Task statement ▸ Lines in the records below that contain the word "from" must each be copied.

(Data begins)

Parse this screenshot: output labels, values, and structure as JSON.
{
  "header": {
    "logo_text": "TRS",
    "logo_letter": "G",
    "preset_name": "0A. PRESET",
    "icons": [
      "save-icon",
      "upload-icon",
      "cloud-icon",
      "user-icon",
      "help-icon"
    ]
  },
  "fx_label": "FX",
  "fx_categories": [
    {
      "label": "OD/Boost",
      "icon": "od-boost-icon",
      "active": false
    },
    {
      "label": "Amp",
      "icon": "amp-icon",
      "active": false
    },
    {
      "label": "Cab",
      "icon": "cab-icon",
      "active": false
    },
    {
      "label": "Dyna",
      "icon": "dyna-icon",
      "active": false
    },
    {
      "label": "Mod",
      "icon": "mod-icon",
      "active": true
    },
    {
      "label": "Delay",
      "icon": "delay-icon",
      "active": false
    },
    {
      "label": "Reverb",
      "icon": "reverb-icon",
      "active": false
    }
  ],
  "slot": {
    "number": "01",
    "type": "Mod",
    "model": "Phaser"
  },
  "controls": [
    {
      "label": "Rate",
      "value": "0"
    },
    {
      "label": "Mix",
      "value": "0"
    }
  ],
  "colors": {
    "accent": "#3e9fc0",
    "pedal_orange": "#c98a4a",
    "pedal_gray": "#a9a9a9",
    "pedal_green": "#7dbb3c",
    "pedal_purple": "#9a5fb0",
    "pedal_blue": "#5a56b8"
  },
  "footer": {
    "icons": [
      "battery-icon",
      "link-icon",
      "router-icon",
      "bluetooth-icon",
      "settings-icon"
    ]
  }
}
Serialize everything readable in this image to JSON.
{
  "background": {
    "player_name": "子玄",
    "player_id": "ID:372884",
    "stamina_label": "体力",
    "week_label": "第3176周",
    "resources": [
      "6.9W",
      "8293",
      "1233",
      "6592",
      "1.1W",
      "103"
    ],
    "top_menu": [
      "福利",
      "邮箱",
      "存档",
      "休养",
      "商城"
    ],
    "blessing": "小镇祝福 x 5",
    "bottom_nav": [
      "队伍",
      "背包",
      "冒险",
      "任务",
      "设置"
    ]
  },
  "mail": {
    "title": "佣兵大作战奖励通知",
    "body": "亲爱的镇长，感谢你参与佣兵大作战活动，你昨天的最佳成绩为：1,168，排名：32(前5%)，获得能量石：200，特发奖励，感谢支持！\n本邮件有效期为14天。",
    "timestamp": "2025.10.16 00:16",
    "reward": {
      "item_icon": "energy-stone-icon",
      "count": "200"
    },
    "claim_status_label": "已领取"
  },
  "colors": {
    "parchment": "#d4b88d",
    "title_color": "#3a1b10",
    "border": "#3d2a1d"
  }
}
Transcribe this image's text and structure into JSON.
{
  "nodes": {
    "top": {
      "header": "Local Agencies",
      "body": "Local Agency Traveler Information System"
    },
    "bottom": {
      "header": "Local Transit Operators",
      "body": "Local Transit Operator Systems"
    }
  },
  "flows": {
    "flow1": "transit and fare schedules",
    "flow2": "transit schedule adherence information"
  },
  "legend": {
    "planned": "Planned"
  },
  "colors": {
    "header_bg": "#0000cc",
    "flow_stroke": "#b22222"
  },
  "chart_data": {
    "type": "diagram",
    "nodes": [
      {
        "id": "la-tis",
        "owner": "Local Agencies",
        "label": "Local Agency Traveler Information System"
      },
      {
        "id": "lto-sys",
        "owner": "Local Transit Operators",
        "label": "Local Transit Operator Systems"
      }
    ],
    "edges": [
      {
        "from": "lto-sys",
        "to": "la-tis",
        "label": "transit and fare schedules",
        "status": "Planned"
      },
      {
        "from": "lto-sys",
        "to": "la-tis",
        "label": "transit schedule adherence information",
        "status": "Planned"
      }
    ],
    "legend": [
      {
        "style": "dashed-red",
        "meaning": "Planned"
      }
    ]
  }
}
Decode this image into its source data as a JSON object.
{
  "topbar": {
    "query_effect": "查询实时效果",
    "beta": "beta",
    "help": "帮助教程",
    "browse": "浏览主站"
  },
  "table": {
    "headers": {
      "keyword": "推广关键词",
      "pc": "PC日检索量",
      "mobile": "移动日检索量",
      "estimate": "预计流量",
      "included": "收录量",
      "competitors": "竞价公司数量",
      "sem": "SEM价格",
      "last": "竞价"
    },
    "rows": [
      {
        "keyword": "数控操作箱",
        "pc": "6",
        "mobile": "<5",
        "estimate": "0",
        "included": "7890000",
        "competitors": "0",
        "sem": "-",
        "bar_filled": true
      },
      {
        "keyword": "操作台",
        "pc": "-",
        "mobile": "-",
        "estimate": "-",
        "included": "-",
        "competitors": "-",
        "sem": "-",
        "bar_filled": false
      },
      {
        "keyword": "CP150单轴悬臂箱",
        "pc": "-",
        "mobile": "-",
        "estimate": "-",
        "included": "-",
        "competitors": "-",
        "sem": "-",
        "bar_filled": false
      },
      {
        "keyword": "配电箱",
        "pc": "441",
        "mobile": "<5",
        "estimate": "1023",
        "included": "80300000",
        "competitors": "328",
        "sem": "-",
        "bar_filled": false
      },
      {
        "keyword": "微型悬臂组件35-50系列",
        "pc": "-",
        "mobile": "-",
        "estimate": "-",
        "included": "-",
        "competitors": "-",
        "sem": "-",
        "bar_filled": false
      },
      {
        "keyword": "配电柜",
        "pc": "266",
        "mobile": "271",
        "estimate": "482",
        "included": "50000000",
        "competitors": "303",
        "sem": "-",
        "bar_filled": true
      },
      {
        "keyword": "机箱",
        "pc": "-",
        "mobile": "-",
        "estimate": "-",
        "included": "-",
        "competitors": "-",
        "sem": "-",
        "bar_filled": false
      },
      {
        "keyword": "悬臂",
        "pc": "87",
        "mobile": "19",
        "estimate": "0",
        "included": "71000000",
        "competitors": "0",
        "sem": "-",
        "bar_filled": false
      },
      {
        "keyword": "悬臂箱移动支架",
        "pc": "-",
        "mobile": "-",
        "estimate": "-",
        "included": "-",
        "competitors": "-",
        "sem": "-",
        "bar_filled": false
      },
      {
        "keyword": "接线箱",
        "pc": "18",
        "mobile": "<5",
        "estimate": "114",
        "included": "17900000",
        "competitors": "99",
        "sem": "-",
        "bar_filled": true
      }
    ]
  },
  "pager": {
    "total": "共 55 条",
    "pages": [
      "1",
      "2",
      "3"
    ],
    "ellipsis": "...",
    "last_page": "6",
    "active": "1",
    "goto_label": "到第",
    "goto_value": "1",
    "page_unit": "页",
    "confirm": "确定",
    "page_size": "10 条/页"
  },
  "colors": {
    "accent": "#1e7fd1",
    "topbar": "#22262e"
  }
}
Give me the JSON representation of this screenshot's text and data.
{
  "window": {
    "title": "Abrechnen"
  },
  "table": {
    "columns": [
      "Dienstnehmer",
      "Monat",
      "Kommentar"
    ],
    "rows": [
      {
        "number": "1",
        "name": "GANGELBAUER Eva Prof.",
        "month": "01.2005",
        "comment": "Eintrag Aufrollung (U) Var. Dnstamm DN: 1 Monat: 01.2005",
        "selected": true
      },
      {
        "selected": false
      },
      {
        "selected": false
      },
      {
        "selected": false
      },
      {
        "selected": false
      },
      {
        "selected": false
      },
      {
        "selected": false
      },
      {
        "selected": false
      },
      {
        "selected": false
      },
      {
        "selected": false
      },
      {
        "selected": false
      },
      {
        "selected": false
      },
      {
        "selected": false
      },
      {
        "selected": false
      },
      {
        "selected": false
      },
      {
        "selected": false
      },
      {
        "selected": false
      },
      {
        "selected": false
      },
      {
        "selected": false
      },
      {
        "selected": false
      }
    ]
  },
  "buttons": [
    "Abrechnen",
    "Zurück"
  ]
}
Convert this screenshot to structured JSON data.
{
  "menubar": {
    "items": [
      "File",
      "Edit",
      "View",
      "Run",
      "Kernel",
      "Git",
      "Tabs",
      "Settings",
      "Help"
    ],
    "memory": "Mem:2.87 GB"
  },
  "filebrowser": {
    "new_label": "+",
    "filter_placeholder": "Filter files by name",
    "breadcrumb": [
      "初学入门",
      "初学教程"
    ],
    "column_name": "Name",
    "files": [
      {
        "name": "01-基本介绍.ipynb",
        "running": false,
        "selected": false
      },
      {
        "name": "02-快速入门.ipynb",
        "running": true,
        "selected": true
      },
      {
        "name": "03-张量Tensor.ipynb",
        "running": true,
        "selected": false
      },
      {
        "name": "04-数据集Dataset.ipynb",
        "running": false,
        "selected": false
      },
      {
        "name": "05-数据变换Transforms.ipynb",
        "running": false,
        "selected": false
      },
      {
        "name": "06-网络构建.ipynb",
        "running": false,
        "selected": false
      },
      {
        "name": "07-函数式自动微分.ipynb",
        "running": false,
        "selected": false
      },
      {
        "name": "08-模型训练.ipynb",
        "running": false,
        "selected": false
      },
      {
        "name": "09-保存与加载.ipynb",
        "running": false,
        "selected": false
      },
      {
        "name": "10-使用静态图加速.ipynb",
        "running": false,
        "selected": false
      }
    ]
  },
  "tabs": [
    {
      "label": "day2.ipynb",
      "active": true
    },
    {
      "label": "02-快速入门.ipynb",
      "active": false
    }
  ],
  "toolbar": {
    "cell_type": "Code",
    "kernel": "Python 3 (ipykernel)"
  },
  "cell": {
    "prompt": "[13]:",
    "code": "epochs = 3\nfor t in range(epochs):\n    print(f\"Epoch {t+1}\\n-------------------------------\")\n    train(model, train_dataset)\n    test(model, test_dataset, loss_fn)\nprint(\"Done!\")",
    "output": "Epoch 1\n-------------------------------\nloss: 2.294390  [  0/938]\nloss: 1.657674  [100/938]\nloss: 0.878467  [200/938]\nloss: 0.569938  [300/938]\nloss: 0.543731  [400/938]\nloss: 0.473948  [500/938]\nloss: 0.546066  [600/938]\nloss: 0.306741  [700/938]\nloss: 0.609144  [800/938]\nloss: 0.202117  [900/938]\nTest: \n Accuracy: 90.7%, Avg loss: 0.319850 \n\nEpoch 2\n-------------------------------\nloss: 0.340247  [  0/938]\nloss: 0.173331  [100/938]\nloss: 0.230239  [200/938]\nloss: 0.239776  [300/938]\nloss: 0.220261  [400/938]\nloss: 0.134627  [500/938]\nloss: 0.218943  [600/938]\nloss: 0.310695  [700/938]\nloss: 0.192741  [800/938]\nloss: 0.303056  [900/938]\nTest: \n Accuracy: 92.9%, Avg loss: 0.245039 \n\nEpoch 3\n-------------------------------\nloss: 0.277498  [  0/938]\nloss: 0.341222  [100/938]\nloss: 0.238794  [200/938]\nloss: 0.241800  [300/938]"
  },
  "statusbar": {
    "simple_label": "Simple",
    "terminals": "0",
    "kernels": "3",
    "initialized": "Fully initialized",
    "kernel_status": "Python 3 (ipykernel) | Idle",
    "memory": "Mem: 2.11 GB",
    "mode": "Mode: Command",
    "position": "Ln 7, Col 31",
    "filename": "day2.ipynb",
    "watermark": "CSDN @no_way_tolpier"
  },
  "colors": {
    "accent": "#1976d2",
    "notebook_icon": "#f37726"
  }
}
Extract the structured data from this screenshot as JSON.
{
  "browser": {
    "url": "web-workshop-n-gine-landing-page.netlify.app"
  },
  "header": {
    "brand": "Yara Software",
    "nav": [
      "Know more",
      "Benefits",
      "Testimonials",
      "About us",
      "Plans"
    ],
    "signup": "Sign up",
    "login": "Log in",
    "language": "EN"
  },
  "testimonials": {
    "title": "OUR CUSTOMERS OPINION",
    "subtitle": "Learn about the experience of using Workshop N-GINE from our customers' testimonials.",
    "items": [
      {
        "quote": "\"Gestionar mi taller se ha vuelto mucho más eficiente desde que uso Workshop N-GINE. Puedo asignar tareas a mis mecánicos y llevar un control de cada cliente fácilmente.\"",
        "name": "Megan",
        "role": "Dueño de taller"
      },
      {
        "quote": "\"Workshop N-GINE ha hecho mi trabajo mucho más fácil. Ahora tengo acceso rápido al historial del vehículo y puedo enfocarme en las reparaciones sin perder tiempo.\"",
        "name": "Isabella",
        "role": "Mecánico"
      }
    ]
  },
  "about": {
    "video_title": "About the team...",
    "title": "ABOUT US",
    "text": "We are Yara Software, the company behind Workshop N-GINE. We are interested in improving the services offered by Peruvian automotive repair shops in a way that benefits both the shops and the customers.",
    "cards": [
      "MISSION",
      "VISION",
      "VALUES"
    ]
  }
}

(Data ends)

Exercise solution ▸
        "from": "lto-sys",
        "from": "lto-sys",
Extract the structured data from this screenshot as JSON.
    "subtitle": "Learn about the experience of using Workshop N-GINE from our customers' testimonials.",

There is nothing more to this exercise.